● WHAT THIS TASK INVOLVES:
Wherever the string "description" appears in the entries below, return the line that holds it.

● MATERIAL FOR THIS EXERCISE:
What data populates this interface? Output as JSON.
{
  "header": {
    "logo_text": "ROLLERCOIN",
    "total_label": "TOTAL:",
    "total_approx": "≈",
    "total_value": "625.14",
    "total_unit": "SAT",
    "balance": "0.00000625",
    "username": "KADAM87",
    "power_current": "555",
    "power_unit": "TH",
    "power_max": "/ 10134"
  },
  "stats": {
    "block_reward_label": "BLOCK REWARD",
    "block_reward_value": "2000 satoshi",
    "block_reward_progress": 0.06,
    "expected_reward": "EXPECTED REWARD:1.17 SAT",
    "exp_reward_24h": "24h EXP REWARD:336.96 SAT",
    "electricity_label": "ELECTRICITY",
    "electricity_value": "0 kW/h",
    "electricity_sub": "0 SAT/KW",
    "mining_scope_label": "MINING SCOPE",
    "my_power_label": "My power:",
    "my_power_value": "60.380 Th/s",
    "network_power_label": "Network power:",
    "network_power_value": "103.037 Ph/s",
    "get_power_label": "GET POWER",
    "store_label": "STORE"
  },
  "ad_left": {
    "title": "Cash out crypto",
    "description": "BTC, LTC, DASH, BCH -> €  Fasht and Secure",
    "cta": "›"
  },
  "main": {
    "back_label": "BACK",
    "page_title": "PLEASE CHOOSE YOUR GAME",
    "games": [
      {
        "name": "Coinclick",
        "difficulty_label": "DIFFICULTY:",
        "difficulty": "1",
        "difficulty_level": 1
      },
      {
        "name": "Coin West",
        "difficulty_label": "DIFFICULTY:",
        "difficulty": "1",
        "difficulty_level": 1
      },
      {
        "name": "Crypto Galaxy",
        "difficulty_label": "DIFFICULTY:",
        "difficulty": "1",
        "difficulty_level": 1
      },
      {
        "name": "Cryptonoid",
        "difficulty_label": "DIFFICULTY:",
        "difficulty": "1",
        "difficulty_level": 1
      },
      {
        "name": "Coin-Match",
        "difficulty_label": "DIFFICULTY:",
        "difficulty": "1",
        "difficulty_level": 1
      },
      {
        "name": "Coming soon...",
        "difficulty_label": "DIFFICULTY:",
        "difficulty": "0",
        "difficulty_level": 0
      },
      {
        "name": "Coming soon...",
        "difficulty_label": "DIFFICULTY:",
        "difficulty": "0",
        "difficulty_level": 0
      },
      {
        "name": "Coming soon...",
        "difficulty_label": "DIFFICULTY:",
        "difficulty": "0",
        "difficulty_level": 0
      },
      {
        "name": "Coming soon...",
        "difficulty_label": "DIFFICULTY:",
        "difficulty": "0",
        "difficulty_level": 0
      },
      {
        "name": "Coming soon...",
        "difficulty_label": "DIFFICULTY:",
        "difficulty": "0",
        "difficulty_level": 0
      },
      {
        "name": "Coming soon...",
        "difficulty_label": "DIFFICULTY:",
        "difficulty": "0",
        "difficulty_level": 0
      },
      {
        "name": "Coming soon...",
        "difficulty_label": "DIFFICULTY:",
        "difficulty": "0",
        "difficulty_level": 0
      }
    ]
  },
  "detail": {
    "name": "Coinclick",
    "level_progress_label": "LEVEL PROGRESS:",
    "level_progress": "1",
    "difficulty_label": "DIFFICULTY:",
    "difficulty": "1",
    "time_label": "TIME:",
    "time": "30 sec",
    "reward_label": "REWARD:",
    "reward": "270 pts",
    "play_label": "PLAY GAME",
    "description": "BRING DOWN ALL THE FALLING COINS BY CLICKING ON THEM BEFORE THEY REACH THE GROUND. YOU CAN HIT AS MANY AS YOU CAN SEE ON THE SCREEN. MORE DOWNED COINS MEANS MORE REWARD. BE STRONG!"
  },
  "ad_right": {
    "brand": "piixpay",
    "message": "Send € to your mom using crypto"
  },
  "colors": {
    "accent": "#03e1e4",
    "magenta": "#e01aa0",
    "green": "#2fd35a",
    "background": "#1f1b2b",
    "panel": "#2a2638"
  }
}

● WRITTEN RESPONSE:
    "description": "BTC, LTC, DASH, BCH -> €  Fasht and Secure",
    "description": "BRING DOWN ALL THE FALLING COINS BY CLICKING ON THEM BEFORE THEY REACH THE GROUND. YOU CAN HIT AS MANY AS YOU CAN SEE ON THE SCREEN. MORE DOWNED COINS MEANS MORE REWARD. BE STRONG!"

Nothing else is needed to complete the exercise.